Loons do not nest on Kootenay Lake because the springtime changes in water level are so large that a shoreline nest would be flooded. Yet, they do nest nearby on small lakes higher in the mountains, which is where I saw one last year. This year, the nest on that lake was much more distant across the water. I still managed some views, first of loons in waters near me, and then of eggs in the nest.
While the loons usually stay far from humans, on this occasion they were close.
This allowed some detailed views.
The nest was not always occupied but, on this occasion, it was.
When the loon was not incubating, two eggs were evident.

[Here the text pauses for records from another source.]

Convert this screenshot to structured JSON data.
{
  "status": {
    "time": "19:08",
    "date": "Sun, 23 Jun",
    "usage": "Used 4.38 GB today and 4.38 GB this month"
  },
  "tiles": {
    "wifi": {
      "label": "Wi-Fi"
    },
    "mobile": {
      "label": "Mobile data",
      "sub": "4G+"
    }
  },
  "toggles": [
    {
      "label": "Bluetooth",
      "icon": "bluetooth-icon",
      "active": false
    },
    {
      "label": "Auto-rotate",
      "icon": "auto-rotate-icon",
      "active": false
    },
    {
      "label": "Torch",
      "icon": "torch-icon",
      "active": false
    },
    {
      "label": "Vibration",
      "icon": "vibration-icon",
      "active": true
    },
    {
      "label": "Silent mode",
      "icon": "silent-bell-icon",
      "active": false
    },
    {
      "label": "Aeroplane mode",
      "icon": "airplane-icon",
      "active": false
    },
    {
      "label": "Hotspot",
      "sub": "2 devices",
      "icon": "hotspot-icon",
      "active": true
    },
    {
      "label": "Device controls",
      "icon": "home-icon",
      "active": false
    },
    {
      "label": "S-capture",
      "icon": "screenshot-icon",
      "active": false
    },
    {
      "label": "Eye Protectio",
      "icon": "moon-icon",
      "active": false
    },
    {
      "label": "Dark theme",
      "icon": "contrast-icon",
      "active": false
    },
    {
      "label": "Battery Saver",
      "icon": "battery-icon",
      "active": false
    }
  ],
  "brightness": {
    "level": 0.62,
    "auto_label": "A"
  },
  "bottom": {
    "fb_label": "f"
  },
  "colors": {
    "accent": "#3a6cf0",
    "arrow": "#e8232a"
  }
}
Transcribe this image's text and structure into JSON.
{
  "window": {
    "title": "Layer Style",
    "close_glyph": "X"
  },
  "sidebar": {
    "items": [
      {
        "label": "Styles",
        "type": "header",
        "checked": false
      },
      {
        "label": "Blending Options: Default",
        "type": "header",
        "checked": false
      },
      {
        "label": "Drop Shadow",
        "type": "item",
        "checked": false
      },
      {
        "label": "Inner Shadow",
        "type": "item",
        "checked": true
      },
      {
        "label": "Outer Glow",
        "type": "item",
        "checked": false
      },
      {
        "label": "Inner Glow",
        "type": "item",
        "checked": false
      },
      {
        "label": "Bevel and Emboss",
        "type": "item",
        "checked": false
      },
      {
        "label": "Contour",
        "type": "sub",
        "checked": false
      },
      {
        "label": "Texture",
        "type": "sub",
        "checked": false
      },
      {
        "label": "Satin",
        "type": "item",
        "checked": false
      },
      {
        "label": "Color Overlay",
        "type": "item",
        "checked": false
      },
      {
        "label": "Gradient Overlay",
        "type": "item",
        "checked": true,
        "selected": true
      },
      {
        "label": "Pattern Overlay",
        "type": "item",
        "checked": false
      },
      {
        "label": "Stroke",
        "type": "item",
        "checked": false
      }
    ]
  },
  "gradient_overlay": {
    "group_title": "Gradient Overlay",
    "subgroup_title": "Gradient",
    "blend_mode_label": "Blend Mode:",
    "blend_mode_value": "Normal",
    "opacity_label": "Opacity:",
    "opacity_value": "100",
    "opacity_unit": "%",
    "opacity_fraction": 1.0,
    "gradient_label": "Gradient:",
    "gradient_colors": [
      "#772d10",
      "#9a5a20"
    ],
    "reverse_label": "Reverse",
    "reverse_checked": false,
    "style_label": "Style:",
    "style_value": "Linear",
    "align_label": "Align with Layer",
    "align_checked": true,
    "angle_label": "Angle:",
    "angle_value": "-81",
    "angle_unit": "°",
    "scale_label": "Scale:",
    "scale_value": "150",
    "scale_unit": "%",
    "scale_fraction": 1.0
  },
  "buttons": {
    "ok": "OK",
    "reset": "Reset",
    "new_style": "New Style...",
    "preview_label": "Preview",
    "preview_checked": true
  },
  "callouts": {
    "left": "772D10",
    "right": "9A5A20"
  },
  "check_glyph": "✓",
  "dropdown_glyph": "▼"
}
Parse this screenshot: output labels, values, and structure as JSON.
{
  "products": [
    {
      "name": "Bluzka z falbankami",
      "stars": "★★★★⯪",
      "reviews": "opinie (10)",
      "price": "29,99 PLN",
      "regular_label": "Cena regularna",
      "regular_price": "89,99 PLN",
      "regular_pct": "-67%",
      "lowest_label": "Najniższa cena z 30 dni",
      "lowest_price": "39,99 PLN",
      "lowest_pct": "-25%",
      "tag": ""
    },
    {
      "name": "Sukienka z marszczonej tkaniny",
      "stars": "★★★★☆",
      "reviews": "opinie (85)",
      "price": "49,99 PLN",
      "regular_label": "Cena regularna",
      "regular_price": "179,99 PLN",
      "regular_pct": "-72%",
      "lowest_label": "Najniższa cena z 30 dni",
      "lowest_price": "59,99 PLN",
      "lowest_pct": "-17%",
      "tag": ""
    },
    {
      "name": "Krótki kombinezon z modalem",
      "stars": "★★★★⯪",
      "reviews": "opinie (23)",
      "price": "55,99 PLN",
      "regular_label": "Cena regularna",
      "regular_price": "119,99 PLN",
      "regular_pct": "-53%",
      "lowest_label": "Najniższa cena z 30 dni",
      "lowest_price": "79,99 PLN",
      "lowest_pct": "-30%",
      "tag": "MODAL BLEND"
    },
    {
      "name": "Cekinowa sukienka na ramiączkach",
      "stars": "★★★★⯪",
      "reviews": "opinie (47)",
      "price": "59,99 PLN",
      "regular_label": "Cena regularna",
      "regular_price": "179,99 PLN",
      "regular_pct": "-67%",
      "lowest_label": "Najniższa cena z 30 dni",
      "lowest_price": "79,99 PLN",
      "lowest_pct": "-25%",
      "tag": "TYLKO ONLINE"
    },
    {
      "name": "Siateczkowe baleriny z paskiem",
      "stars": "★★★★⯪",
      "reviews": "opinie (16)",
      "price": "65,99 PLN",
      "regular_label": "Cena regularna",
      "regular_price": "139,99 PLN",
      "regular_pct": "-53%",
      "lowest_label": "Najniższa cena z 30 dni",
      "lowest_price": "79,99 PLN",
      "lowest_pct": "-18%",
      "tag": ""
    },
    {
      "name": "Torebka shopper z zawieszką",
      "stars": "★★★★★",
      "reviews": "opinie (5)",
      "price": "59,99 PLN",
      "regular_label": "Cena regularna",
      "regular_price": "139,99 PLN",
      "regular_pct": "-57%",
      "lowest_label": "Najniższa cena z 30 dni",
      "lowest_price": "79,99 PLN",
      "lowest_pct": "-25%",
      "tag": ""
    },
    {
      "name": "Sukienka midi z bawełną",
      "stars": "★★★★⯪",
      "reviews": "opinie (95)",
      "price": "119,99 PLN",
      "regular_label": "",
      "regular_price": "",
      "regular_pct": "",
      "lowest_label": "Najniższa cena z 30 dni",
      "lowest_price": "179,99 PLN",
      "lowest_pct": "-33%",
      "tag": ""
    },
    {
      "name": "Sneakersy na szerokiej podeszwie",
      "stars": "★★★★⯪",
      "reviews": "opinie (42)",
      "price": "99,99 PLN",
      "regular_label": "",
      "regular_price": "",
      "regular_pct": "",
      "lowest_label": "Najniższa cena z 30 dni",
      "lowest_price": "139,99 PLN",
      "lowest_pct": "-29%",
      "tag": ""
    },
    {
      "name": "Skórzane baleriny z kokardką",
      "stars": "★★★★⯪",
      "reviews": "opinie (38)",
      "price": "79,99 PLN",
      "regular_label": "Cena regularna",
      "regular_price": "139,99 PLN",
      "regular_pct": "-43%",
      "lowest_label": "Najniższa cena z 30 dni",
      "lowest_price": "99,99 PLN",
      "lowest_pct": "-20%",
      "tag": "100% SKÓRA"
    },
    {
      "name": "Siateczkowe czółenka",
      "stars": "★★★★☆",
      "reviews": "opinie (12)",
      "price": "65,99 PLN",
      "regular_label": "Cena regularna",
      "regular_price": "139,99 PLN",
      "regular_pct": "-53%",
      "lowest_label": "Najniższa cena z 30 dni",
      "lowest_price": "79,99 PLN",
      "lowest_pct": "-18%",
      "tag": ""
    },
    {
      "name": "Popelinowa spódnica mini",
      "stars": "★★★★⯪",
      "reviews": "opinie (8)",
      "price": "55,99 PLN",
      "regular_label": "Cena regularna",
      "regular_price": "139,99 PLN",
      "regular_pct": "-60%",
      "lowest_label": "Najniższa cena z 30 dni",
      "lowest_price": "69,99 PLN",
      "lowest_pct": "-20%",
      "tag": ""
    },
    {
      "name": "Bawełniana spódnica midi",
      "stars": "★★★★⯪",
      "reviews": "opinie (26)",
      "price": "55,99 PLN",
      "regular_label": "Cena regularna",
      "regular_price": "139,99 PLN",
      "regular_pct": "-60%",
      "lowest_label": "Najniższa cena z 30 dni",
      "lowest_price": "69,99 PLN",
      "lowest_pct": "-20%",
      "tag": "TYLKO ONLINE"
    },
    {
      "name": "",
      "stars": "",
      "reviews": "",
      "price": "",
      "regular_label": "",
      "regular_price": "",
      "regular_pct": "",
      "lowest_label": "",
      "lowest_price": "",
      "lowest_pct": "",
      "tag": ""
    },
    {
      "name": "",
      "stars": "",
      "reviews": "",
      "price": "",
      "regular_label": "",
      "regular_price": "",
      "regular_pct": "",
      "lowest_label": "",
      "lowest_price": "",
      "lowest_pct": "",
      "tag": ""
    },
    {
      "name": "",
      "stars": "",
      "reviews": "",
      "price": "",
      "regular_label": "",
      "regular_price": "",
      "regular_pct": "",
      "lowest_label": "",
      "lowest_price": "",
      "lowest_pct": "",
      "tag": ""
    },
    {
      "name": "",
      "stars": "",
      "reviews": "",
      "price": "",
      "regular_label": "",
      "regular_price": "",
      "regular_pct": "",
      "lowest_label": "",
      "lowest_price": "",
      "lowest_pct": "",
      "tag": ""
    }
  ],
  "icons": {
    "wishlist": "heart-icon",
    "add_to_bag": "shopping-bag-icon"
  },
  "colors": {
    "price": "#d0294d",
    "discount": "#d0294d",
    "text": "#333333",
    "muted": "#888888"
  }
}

This backside view of a loon adjusting the position of its eggs with its bill is the oddest bird picture I have taken.